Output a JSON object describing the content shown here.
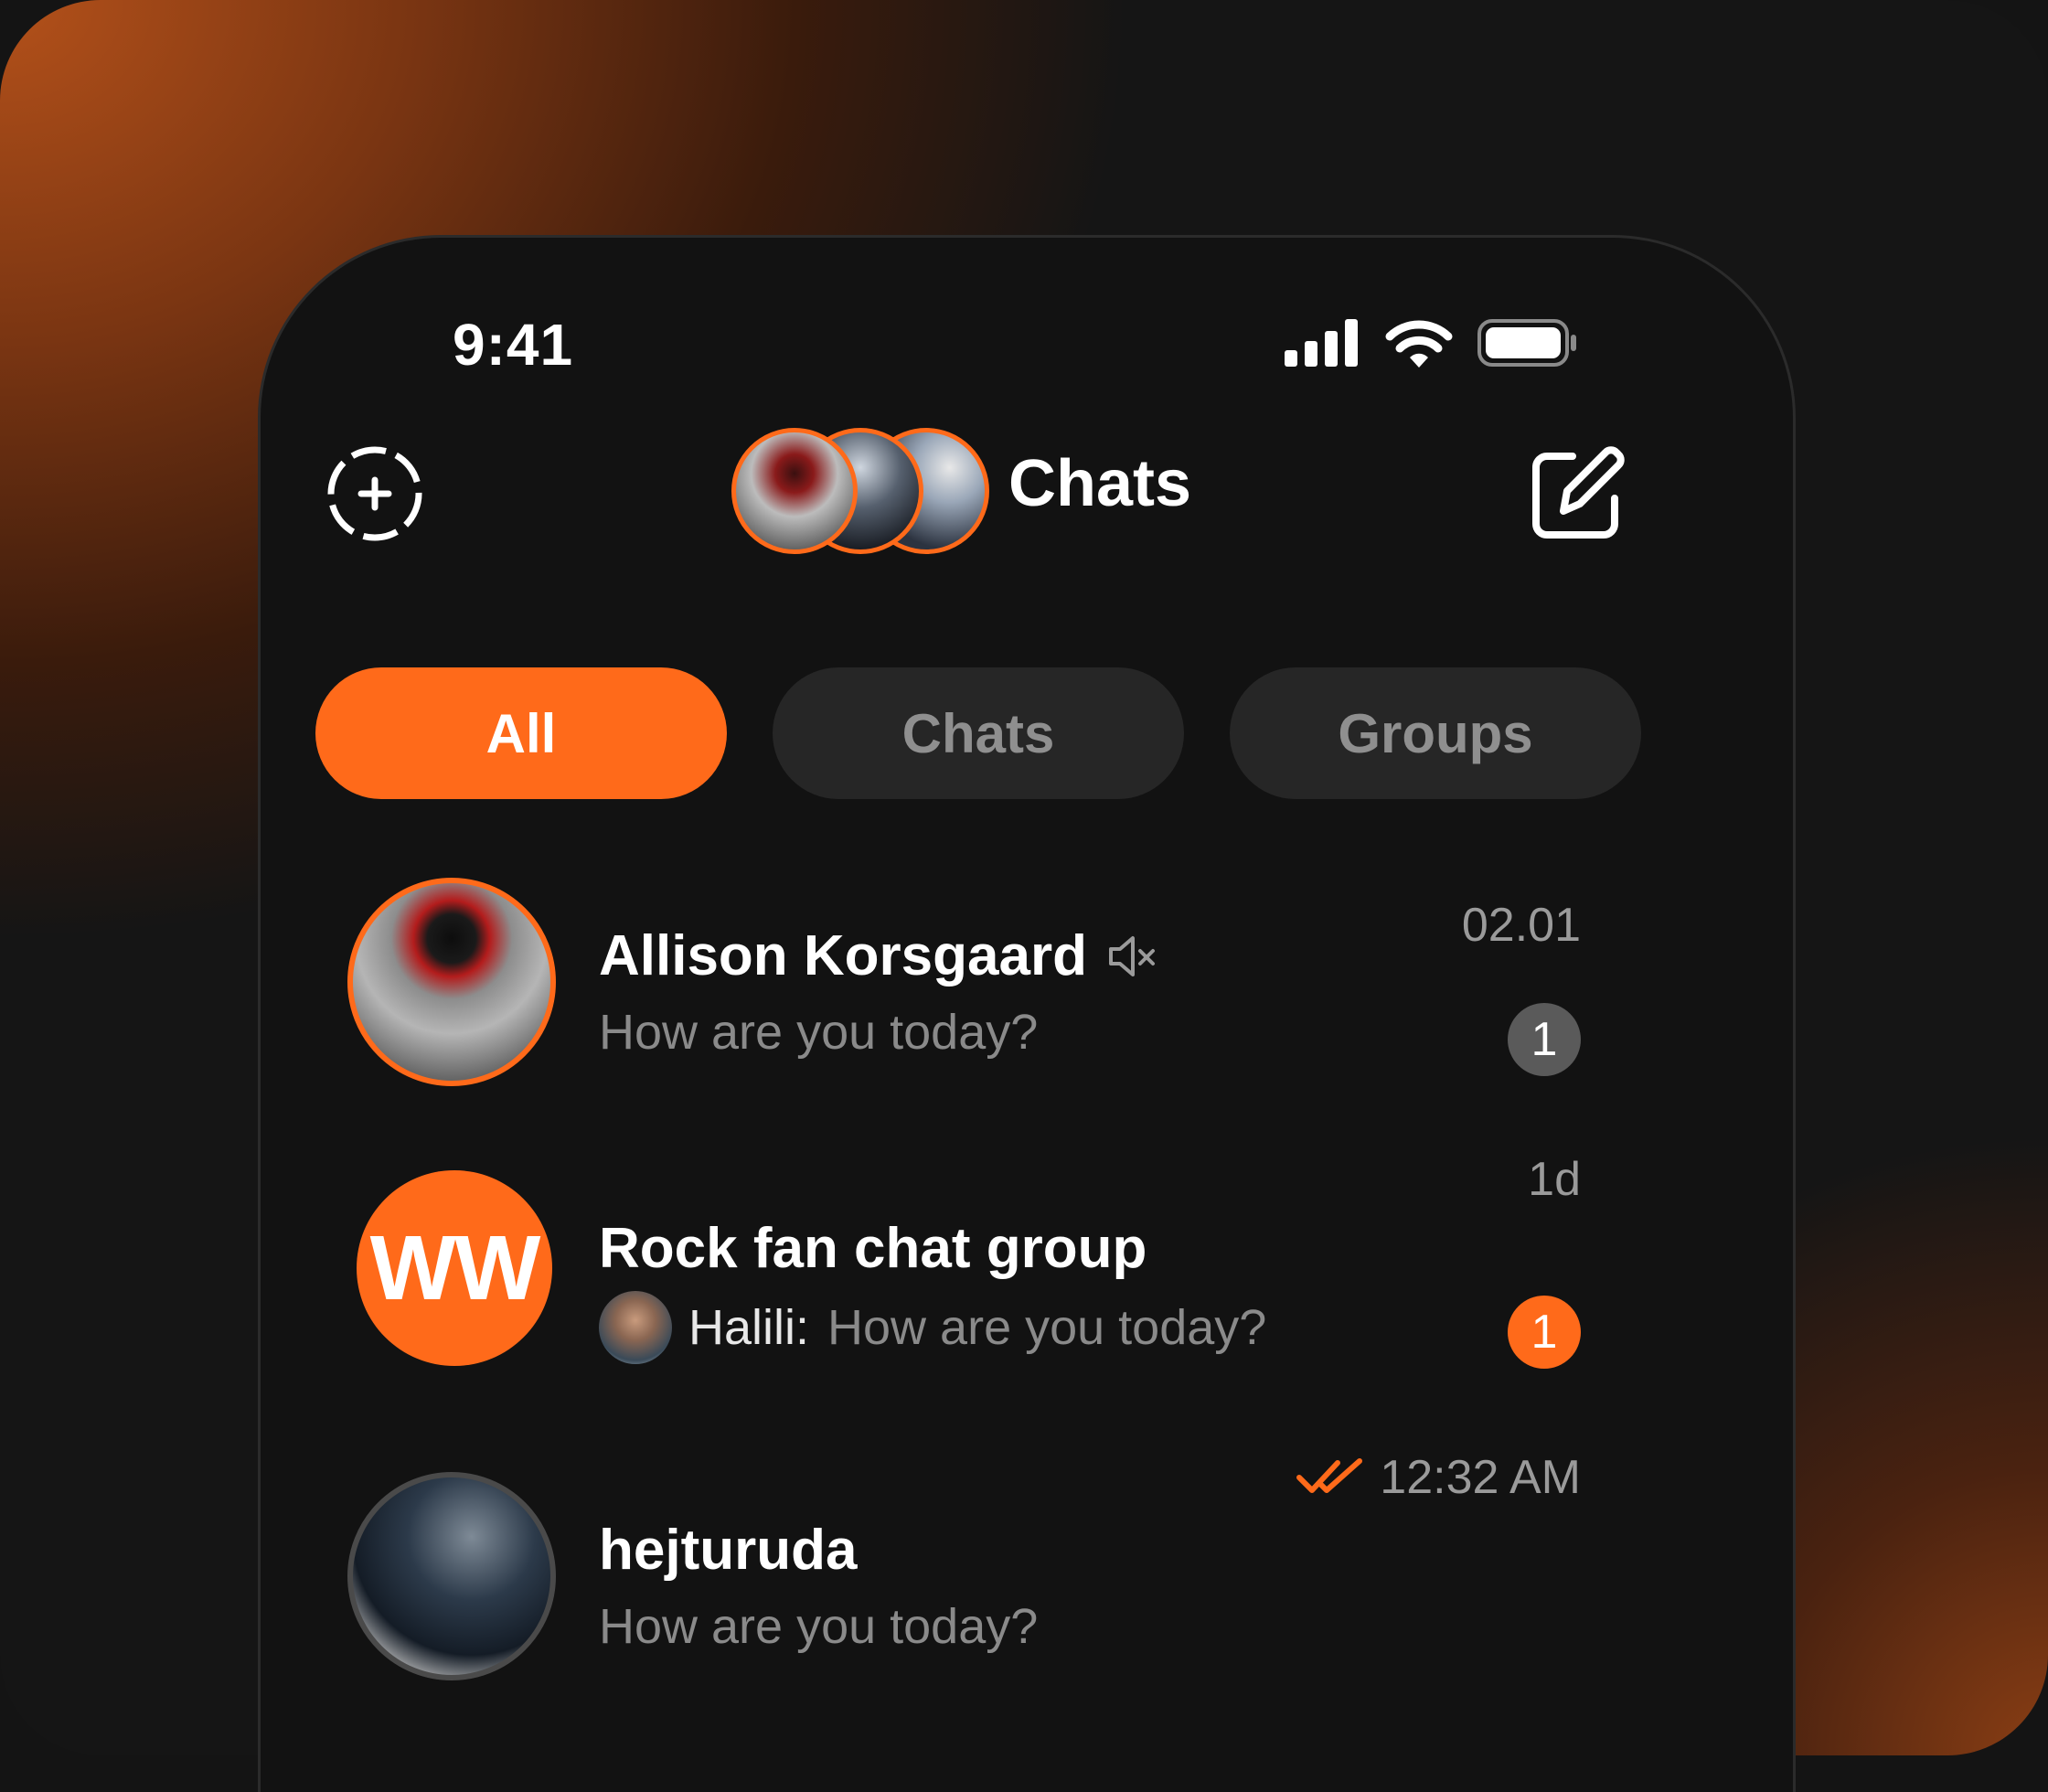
{
  "status_bar": {
    "time": "9:41"
  },
  "header": {
    "title": "Chats",
    "add_story_icon": "dashed-circle-plus-icon",
    "compose_icon": "compose-icon"
  },
  "tabs": [
    {
      "label": "All",
      "active": true
    },
    {
      "label": "Chats",
      "active": false
    },
    {
      "label": "Groups",
      "active": false
    }
  ],
  "chats": [
    {
      "name": "Allison Korsgaard",
      "muted": true,
      "preview": "How are you today?",
      "time": "02.01",
      "unread": "1",
      "badge_color": "#5a5a5a"
    },
    {
      "name": "Rock fan chat group",
      "avatar_initials": "WW",
      "sender": "Halili:",
      "preview": "How are you today?",
      "time": "1d",
      "unread": "1",
      "badge_color": "#ff6a1a"
    },
    {
      "name": "hejturuda",
      "preview": "How are you today?",
      "time": "12:32 AM",
      "read_receipt": "double-check-icon"
    }
  ],
  "colors": {
    "accent": "#ff6a1a",
    "background": "#121212",
    "tab_inactive": "#262626"
  }
}
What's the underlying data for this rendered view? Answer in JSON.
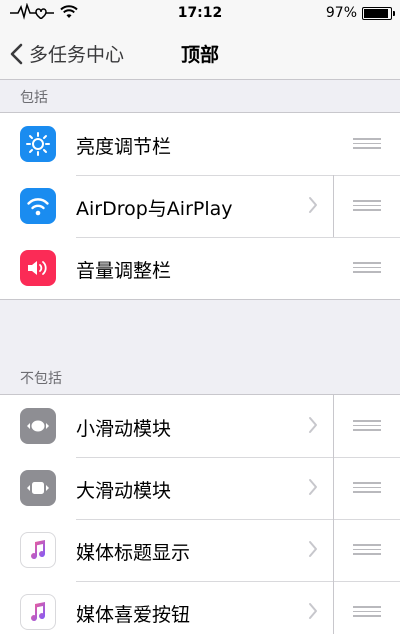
{
  "status": {
    "time": "17:12",
    "battery_text": "97%",
    "battery_level": 0.97
  },
  "nav": {
    "back_label": "多任务中心",
    "title": "顶部"
  },
  "included": {
    "header": "包括",
    "items": [
      {
        "label": "亮度调节栏",
        "icon": "sun-icon",
        "color": "#1a8cf0",
        "has_chevron": false
      },
      {
        "label": "AirDrop与AirPlay",
        "icon": "wifi-icon",
        "color": "#1a8cf0",
        "has_chevron": true
      },
      {
        "label": "音量调整栏",
        "icon": "speaker-icon",
        "color": "#fb2b56",
        "has_chevron": false
      }
    ]
  },
  "excluded": {
    "header": "不包括",
    "items": [
      {
        "label": "小滑动模块",
        "icon": "small-slider-icon",
        "color": "#8e8e93",
        "has_chevron": true
      },
      {
        "label": "大滑动模块",
        "icon": "large-slider-icon",
        "color": "#8e8e93",
        "has_chevron": true
      },
      {
        "label": "媒体标题显示",
        "icon": "music-note-icon",
        "color": "#ffffff",
        "has_chevron": true
      },
      {
        "label": "媒体喜爱按钮",
        "icon": "music-note-icon",
        "color": "#ffffff",
        "has_chevron": true
      }
    ]
  }
}
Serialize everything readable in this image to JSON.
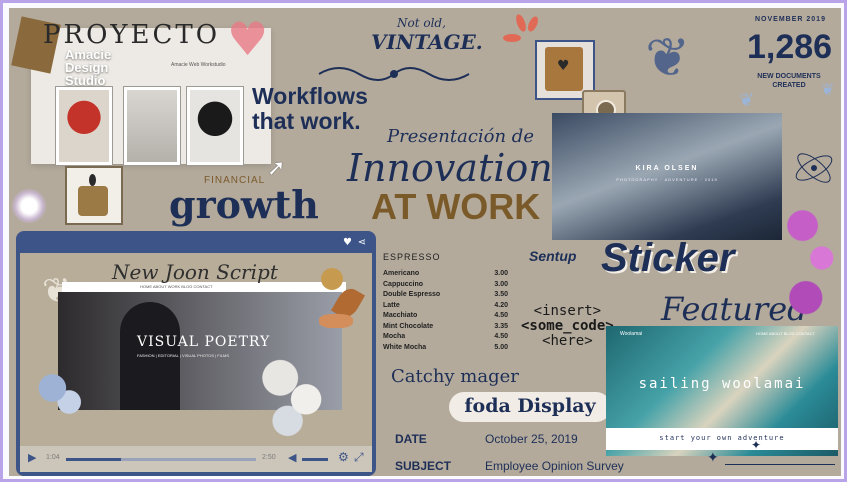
{
  "collage": {
    "proyecto": "PROYECTO",
    "studio_line1": "Amacie",
    "studio_line2": "Design",
    "studio_line3": "Studio",
    "tagline": "Amacie Web Workstudio"
  },
  "workflows": {
    "line1": "Workflows",
    "line2": "that work."
  },
  "financial": {
    "label": "FINANCIAL",
    "word": "growth"
  },
  "vintage": {
    "line1": "Not old,",
    "line2": "VINTAGE."
  },
  "presentation": {
    "script": "Presentación de",
    "innovation": "Innovation",
    "at_work": "AT WORK"
  },
  "stats": {
    "date": "NOVEMBER 2019",
    "number": "1,286",
    "caption_line1": "NEW DOCUMENTS",
    "caption_line2": "CREATED"
  },
  "portfolio": {
    "name": "KIRA OLSEN",
    "sub": "PHOTOGRAPHY · ADVENTURE · 2019"
  },
  "video": {
    "script_title": "New Joon Script",
    "headline": "VISUAL POETRY",
    "nav": "HOME   ABOUT   WORK   BLOG   CONTACT",
    "subline": "FASHION  |  EDITORIAL  |  VISUAL PHOTOS  |  FILMS",
    "time_left": "1:04",
    "time_right": "2:50"
  },
  "espresso": {
    "title": "ESPRESSO",
    "items": [
      {
        "name": "Americano",
        "price": "3.00"
      },
      {
        "name": "Cappuccino",
        "price": "3.00"
      },
      {
        "name": "Double Espresso",
        "price": "3.50"
      },
      {
        "name": "Latte",
        "price": "4.20"
      },
      {
        "name": "Macchiato",
        "price": "4.50"
      },
      {
        "name": "Mint Chocolate",
        "price": "3.35"
      },
      {
        "name": "Mocha",
        "price": "4.50"
      },
      {
        "name": "White Mocha",
        "price": "5.00"
      }
    ]
  },
  "sentup": "Sentup",
  "sticker": "Sticker",
  "featured": "Featured",
  "code": {
    "line1": "<insert>",
    "line2": "<some_code>",
    "line3": "<here>"
  },
  "catchy": "Catchy mager",
  "foda": "foda Display",
  "memo": {
    "date_label": "DATE",
    "date_value": "October 25, 2019",
    "subject_label": "SUBJECT",
    "subject_value": "Employee Opinion Survey"
  },
  "lagoon": {
    "brand": "Woolamai",
    "title": "sailing  woolamai",
    "cta": "start your own adventure",
    "nav": "HOME   ABOUT   BLOG   CONTACT"
  },
  "colors": {
    "board": "#b3aa9c",
    "navy": "#1e2f57",
    "brown": "#7b5a2a",
    "frame": "#3c5488",
    "border": "#b9a4ea"
  }
}
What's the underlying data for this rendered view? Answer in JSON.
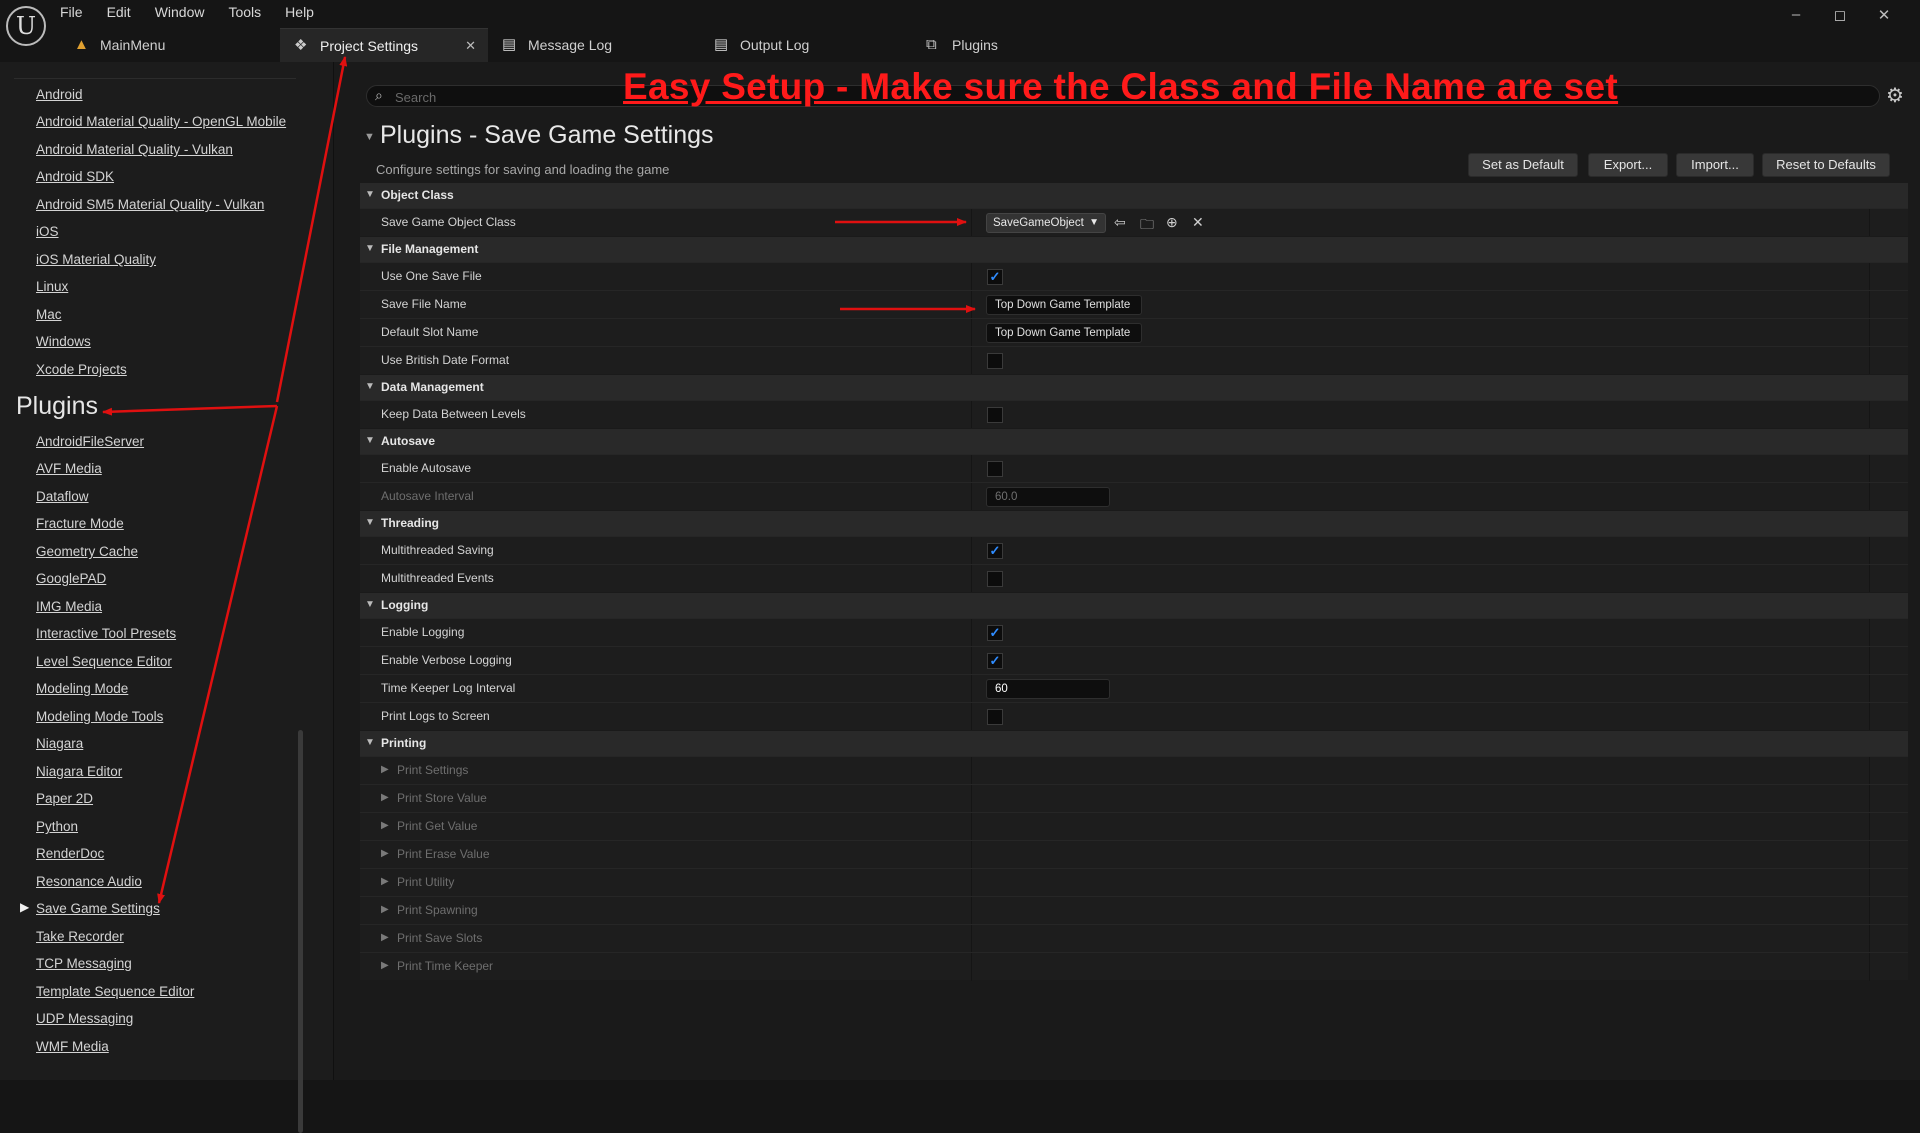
{
  "menu": [
    "File",
    "Edit",
    "Window",
    "Tools",
    "Help"
  ],
  "window_controls": {
    "minimize": "–",
    "restore": "◻",
    "close": "✕"
  },
  "tabs": [
    {
      "label": "MainMenu",
      "icon": "level-icon"
    },
    {
      "label": "Project Settings",
      "icon": "project-settings-icon",
      "active": true
    },
    {
      "label": "Message Log",
      "icon": "log-icon"
    },
    {
      "label": "Output Log",
      "icon": "output-log-icon"
    },
    {
      "label": "Plugins",
      "icon": "plugins-icon"
    }
  ],
  "left": {
    "platform_items": [
      "Android",
      "Android Material Quality - OpenGL Mobile",
      "Android Material Quality - Vulkan",
      "Android SDK",
      "Android SM5 Material Quality - Vulkan",
      "iOS",
      "iOS Material Quality",
      "Linux",
      "Mac",
      "Windows",
      "Xcode Projects"
    ],
    "plugins_heading": "Plugins",
    "plugin_items": [
      "AndroidFileServer",
      "AVF Media",
      "Dataflow",
      "Fracture Mode",
      "Geometry Cache",
      "GooglePAD",
      "IMG Media",
      "Interactive Tool Presets",
      "Level Sequence Editor",
      "Modeling Mode",
      "Modeling Mode Tools",
      "Niagara",
      "Niagara Editor",
      "Paper 2D",
      "Python",
      "RenderDoc",
      "Resonance Audio",
      "Save Game Settings",
      "Take Recorder",
      "TCP Messaging",
      "Template Sequence Editor",
      "UDP Messaging",
      "WMF Media"
    ],
    "selected": "Save Game Settings"
  },
  "search": {
    "placeholder": "Search"
  },
  "annotation": "Easy Setup - Make sure the Class and File Name are set",
  "section": {
    "title": "Plugins - Save Game Settings",
    "description": "Configure settings for saving and loading the game"
  },
  "buttons": {
    "set_default": "Set as Default",
    "export": "Export...",
    "import": "Import...",
    "reset": "Reset to Defaults"
  },
  "details": {
    "object_class": {
      "label": "Object Class",
      "save_game_object_class": "Save Game Object Class",
      "class_value": "SaveGameObject"
    },
    "file_management": {
      "label": "File Management",
      "use_one_save_file": "Use One Save File",
      "use_one_save_file_value": true,
      "save_file_name": "Save File Name",
      "save_file_name_value": "Top Down Game Template",
      "default_slot_name": "Default Slot Name",
      "default_slot_name_value": "Top Down Game Template",
      "use_british_date_format": "Use British Date Format",
      "use_british_date_format_value": false
    },
    "data_management": {
      "label": "Data Management",
      "keep_data_between_levels": "Keep Data Between Levels",
      "keep_data_value": false
    },
    "autosave": {
      "label": "Autosave",
      "enable_autosave": "Enable Autosave",
      "enable_autosave_value": false,
      "autosave_interval": "Autosave Interval",
      "autosave_interval_value": "60.0"
    },
    "threading": {
      "label": "Threading",
      "multithreaded_saving": "Multithreaded Saving",
      "multithreaded_saving_value": true,
      "multithreaded_events": "Multithreaded Events",
      "multithreaded_events_value": false
    },
    "logging": {
      "label": "Logging",
      "enable_logging": "Enable Logging",
      "enable_logging_value": true,
      "enable_verbose_logging": "Enable Verbose Logging",
      "enable_verbose_logging_value": true,
      "time_keeper_log_interval": "Time Keeper Log Interval",
      "time_keeper_log_interval_value": "60",
      "print_logs_to_screen": "Print Logs to Screen",
      "print_logs_to_screen_value": false
    },
    "printing": {
      "label": "Printing",
      "items": [
        "Print Settings",
        "Print Store Value",
        "Print Get Value",
        "Print Erase Value",
        "Print Utility",
        "Print Spawning",
        "Print Save Slots",
        "Print Time Keeper"
      ]
    }
  },
  "colors": {
    "annotation": "#ff1a1a",
    "checkbox_check": "#2f8cff",
    "background": "#151515"
  }
}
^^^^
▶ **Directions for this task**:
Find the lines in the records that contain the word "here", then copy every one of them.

▶ **Solution**:
Output a JSON object describing the content shown here.
    "line3": "<here>"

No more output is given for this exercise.